Problem requirements>
Return all lines in the data where the string "true" can be found.
Start of Given records
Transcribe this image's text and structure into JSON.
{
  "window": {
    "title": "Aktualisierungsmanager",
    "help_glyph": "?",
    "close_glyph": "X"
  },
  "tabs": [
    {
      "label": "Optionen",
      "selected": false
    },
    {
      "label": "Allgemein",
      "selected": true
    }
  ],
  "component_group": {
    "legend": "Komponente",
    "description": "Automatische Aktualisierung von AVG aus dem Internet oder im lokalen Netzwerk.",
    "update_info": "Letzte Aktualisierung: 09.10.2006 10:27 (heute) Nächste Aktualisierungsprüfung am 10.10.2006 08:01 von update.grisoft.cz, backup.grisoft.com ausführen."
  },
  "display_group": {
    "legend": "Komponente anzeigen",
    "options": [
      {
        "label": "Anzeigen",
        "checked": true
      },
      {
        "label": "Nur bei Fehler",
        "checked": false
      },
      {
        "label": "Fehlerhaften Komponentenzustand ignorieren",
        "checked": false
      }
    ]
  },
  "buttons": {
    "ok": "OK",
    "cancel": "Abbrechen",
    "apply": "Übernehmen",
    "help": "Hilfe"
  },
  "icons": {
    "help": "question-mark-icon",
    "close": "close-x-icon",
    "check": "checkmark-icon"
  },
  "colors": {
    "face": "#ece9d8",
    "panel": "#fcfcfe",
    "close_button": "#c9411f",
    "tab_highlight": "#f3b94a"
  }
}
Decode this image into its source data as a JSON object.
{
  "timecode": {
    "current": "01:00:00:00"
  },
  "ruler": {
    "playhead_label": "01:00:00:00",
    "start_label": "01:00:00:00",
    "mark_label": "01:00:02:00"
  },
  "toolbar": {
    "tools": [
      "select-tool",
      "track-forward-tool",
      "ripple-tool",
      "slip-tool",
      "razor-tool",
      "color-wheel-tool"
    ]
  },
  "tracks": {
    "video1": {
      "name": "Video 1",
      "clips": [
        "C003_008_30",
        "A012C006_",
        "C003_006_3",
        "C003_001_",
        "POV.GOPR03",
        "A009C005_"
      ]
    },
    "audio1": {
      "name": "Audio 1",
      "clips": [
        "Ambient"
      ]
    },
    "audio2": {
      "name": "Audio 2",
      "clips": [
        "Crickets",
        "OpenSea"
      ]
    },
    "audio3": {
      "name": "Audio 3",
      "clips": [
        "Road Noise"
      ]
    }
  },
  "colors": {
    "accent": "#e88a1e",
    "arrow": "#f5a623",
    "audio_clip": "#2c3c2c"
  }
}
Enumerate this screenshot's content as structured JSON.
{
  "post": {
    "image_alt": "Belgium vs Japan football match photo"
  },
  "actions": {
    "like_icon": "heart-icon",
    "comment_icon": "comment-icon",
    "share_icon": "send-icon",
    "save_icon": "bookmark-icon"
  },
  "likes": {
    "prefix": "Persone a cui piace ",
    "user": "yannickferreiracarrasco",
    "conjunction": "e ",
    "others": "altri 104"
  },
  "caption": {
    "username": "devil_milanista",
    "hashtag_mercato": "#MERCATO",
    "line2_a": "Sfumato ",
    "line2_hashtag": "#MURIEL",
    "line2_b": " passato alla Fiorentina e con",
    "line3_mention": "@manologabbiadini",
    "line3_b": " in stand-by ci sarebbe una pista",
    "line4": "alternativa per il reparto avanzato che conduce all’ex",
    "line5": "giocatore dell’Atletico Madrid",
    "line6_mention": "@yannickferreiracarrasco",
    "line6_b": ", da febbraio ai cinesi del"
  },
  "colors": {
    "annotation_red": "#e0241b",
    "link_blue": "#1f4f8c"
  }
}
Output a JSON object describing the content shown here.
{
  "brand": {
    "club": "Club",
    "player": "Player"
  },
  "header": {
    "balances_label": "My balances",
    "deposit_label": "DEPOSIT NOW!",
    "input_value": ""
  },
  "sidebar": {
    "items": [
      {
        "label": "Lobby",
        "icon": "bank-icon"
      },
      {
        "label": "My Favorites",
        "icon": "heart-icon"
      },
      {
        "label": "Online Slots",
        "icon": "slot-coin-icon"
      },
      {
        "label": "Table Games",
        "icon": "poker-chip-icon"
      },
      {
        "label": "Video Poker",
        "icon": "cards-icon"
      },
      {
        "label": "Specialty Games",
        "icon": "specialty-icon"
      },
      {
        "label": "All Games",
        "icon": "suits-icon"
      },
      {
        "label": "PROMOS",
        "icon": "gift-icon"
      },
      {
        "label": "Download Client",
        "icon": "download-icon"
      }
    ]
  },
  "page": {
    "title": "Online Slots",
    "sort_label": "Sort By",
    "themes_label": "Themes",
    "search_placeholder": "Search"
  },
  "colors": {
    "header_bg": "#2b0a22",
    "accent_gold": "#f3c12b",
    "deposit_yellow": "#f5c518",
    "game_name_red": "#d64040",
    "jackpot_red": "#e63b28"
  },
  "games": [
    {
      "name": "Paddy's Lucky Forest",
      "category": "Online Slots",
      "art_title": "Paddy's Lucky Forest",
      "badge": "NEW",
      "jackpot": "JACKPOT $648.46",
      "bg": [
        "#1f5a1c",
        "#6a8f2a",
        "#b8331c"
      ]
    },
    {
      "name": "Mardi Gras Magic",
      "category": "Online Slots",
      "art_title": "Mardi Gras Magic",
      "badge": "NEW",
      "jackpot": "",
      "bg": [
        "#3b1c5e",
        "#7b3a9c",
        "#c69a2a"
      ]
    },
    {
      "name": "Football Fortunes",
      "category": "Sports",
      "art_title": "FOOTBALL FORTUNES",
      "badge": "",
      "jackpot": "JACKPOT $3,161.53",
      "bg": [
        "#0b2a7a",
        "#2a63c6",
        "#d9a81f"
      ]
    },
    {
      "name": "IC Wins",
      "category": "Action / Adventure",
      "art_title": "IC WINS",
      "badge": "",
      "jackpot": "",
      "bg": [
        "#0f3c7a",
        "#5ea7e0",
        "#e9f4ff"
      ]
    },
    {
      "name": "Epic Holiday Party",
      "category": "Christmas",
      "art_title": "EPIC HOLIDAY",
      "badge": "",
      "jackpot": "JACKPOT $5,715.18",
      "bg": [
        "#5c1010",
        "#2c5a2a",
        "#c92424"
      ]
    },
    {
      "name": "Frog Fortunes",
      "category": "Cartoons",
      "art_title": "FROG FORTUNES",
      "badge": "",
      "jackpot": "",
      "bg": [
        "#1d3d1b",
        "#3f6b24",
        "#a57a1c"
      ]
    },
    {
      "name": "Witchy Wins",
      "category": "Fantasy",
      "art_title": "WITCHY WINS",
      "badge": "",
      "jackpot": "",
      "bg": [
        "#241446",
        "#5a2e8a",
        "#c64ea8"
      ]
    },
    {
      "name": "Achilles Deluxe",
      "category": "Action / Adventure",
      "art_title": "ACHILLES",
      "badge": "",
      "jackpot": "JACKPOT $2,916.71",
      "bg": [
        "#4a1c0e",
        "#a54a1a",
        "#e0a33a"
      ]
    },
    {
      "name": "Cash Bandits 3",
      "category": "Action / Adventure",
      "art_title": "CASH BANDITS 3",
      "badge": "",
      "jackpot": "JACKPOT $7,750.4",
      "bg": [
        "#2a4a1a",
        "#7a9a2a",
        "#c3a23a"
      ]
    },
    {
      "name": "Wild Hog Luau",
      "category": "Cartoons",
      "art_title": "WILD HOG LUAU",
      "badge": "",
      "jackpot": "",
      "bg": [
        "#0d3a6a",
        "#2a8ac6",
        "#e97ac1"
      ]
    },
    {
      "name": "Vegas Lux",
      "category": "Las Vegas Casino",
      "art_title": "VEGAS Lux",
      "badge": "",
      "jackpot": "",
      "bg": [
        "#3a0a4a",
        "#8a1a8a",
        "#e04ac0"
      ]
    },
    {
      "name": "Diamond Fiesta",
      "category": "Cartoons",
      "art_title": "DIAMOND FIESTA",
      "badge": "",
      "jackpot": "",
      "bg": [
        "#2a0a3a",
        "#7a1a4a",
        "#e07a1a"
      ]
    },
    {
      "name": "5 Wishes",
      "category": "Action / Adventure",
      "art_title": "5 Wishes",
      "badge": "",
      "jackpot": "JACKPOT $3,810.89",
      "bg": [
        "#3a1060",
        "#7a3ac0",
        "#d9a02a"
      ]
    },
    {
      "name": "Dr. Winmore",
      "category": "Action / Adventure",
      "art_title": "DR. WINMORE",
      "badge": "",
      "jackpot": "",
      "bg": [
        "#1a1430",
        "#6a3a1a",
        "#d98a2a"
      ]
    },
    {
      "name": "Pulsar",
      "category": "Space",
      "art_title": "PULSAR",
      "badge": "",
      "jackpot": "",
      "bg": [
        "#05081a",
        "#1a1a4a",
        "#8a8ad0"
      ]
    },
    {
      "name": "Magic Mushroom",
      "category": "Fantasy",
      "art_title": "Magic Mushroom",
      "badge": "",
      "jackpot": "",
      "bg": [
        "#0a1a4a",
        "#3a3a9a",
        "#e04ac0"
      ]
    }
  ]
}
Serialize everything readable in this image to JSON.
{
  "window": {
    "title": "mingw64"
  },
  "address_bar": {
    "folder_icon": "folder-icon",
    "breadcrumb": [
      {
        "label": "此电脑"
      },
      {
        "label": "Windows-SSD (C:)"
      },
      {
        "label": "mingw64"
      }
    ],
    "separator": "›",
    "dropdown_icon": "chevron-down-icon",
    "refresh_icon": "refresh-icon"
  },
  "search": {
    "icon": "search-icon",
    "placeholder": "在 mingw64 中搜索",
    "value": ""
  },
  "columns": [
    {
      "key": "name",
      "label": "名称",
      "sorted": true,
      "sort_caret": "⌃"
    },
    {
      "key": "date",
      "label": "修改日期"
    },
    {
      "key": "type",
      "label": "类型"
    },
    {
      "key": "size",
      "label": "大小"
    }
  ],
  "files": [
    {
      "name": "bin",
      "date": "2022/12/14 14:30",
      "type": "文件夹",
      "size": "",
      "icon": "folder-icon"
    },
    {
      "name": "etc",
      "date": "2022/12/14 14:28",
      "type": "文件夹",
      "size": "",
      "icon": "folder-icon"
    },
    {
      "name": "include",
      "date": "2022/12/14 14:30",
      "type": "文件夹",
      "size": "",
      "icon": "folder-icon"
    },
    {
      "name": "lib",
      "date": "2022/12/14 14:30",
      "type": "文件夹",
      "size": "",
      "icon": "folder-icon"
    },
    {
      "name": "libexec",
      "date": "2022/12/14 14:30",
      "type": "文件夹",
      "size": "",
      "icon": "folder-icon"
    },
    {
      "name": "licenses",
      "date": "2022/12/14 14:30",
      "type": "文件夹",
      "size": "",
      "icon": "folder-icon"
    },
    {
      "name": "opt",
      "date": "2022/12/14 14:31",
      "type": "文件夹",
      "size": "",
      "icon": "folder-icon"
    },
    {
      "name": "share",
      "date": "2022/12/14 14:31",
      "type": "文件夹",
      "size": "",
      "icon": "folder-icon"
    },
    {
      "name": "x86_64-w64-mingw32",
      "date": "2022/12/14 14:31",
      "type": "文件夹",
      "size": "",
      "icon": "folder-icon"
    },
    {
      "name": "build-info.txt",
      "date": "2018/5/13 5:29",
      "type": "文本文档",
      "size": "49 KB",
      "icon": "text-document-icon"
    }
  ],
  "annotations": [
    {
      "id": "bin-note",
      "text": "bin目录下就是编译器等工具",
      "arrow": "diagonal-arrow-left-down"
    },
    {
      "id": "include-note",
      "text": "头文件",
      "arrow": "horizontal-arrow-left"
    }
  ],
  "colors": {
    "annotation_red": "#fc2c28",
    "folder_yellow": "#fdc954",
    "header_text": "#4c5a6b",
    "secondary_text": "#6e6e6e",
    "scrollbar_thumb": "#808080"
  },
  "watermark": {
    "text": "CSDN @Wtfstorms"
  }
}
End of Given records
Written solution>
      "selected": true
        "checked": true
      "sorted": true,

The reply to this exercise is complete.